A few things:
They rebooted all the books at #1. Wasn't this reboot suppose to allow people to pick up the titles with no knowledge of the characters, and start from a fresh new beginning? I decided to look at a few of them, and they really didn't give any explanations as to who or what was going on. It became sort of obvious that you had to already know the previous history of the character. I know they did an issue #0 for all the books a few months ago. Was that suppose to be the 'origin' stories to give new readers an understanding as to who the characters are, and their back stories? I would imagine it would also be for longtime readers, giving them knowledge as to who the characters are meant to be today.
Was Green Arrow always this young?
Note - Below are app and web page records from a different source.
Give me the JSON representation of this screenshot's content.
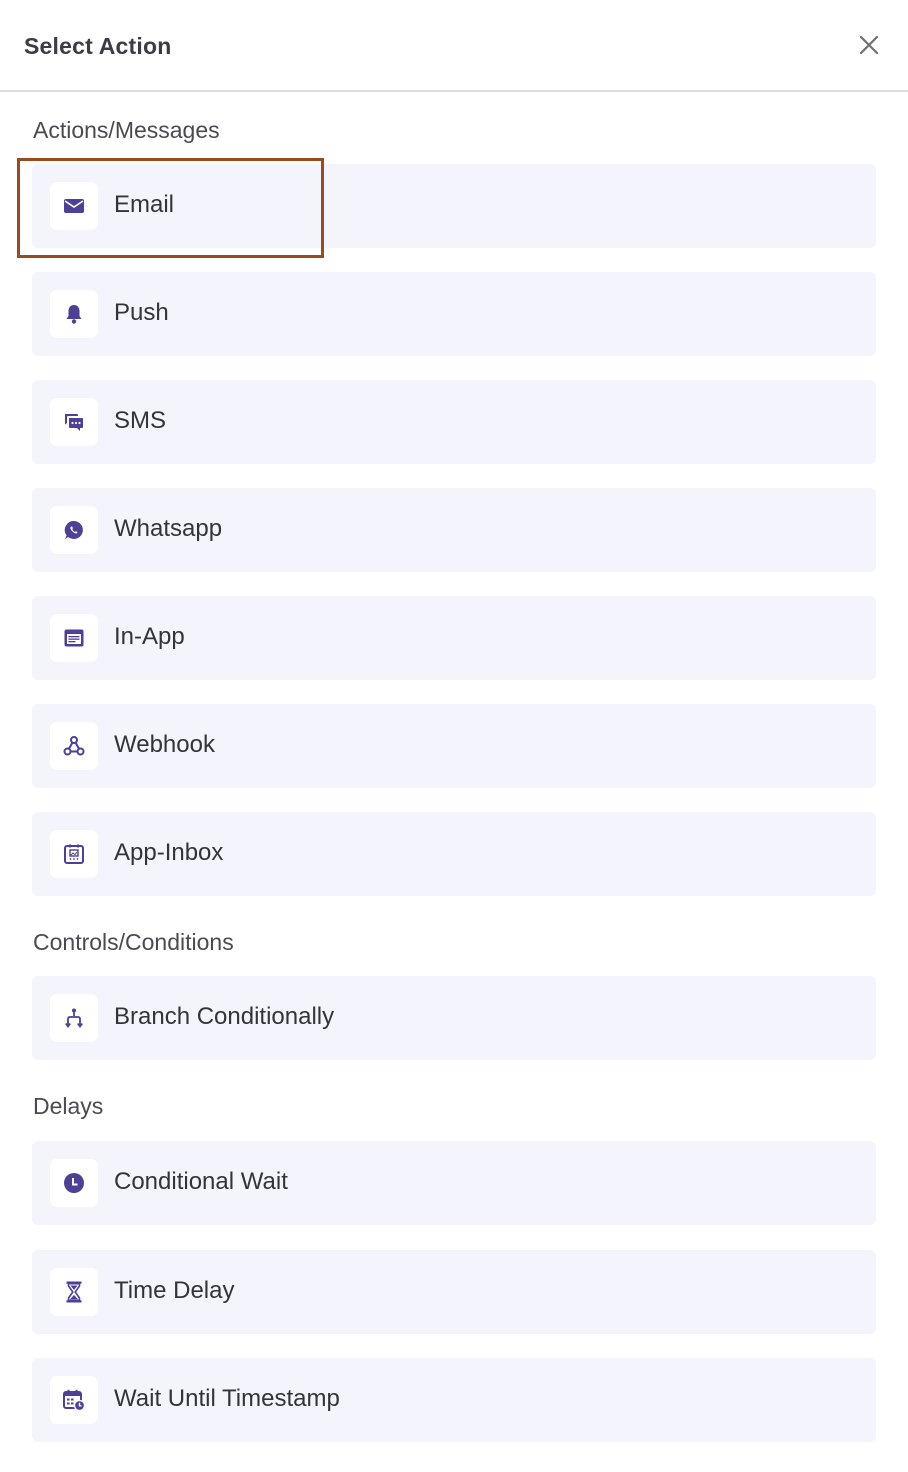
{
  "header": {
    "title": "Select Action",
    "close_icon": "close-icon"
  },
  "sections": {
    "actions": {
      "label": "Actions/Messages",
      "items": [
        {
          "label": "Email",
          "icon": "envelope-icon"
        },
        {
          "label": "Push",
          "icon": "bell-icon"
        },
        {
          "label": "SMS",
          "icon": "chat-bubbles-icon"
        },
        {
          "label": "Whatsapp",
          "icon": "whatsapp-icon"
        },
        {
          "label": "In-App",
          "icon": "in-app-window-icon"
        },
        {
          "label": "Webhook",
          "icon": "webhook-icon"
        },
        {
          "label": "App-Inbox",
          "icon": "app-inbox-icon"
        }
      ]
    },
    "controls": {
      "label": "Controls/Conditions",
      "items": [
        {
          "label": "Branch Conditionally",
          "icon": "branch-icon"
        }
      ]
    },
    "delays": {
      "label": "Delays",
      "items": [
        {
          "label": "Conditional Wait",
          "icon": "clock-icon"
        },
        {
          "label": "Time Delay",
          "icon": "hourglass-icon"
        },
        {
          "label": "Wait Until Timestamp",
          "icon": "calendar-clock-icon"
        }
      ]
    }
  },
  "colors": {
    "accent": "#4e3f97",
    "item_background": "#f4f4fd",
    "highlight_border": "#9a4a1c"
  }
}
DC rebooted comics before, right? Wasn't there a name for that? I know each big change becomes an era that a string of the comics fall into, like Pre-Crisis, Post-Crisis. Will the New 52 become a new era, like 'Bronze Age' or whatever?
Help me out here geekzoids! ;)
In theory, yes, it was supposed to allow people to pick up new titles and understand the story with no knowledge of the character's histories. In actuality, it wasn't.
It depends on the writer. Some of them succeeded in starting #1 as a genuine beginning. Others couldn't help but not ignore the decades of history. And then others, well, they just couldn't write.
#0 issues were indeed origins. Basically, after about a year, people complained that shit was too confusing now, because only half the DC Universe actually got rebooted. The zero issues were meant to smooth things over and establish each character/titles role in this new universe.
No, Green Arrow was not always this young. Pre reboot he had a son about the same age he's portrayed now. Mind you, he's not the only one who was made younger. Batman, Superman, Aquaman, Wonder Woman. Basically, all the adults had a couple, or a couple dozen in some cases, years knocked off. Because god forbid characters grow up.
DC has rebooted before, sort of. Crisis on Infinite Earths did sort of reboot the universe, but at the same time, it didn't really erase 50% of the history. Likewise, there have been other Crises. Infinite Crisis, Final Crisis. These all mainly just altered the universe, whereas the reboot erased parts of it.
The "______ Age" wouldn't be determined by something DC solely did. It's a term that would be affected by the comics industry as a whole.
Thanks so much, r1.
I don't know if you saw Wonder Woman #0, but did they just use a past comic and put it into that one? I seem to recall it saying that it was from a different decade or something, and they were just reprinting it.
Justice League of America looks good, but Justice League, and then another book called Justice League OF AMERICA. That's really weird. I know there are multiple Batman titles, but did they really need to make another Justice League?!
I get the Bronze Age thing. That makes total sense, but could this become like The New 52 era, like the Crisis eras, maybe something people could refer to in future decades to come. I mean it really is a reboot.
One last thing, the origins -- did they do total revamps on anyone, in terms of history I mean? If so, which one had the greatest amount of change? I saw the Catwoman one, and they basically gave her the Batman Returns origin.
[quote] Wasn't this reboot suppose to allow people to pick up the titles with no knowledge of the characters, and start from a fresh new beginning?
In theory, yes, but Batman and Green Lantern in particular barely had their continuities reset.
It also hasn't helped that DC editorial has been playing roulette with the creative teams. It's very rare for an artist and writer to stay on the same book for more than six issues or so.
The Voice of the Night
Popular characters like Batman stay basically the way they were while less popular characters are drastically changed. Wonder Woman has had a revamp every few years, ever since she lost her powers back in 1968.
The Incredible I Ching
[quote]I don't know if you saw Wonder Woman #0, but did they just use a past comic and put it into that one? I seem to recall it saying that it was from a different decade or something, and they were just reprinting it.
I think the writer wanted to make it seem like a reprint of an old issue, but it wasn't. It was all new.
R2 Marvel has something like 12 Avenger and 15 X-Men comics coming out a month,so JLA at two isn't that bad!So DC should quit while they are ahead and just keep two.
R3 Voice, that's Bob Harras at work. He did a similar thing at Marvel. He gave his editors too much leeway there.Changing shit left and right. In addition, Morrison, Snyder ,Johns and a few others were given carte blanche to do whatever the heck they wanted. And others like George Perez had to suffer because of it.
Speaking of the new 52, Scoot Clark artist of Deathstroke has died. I recently saw his name mentioned when Liefeld ripped his artwork on that title,one of the editorial differences that made him leave DC/The New 52.
How did he die? I haven't seen it mentioned at all.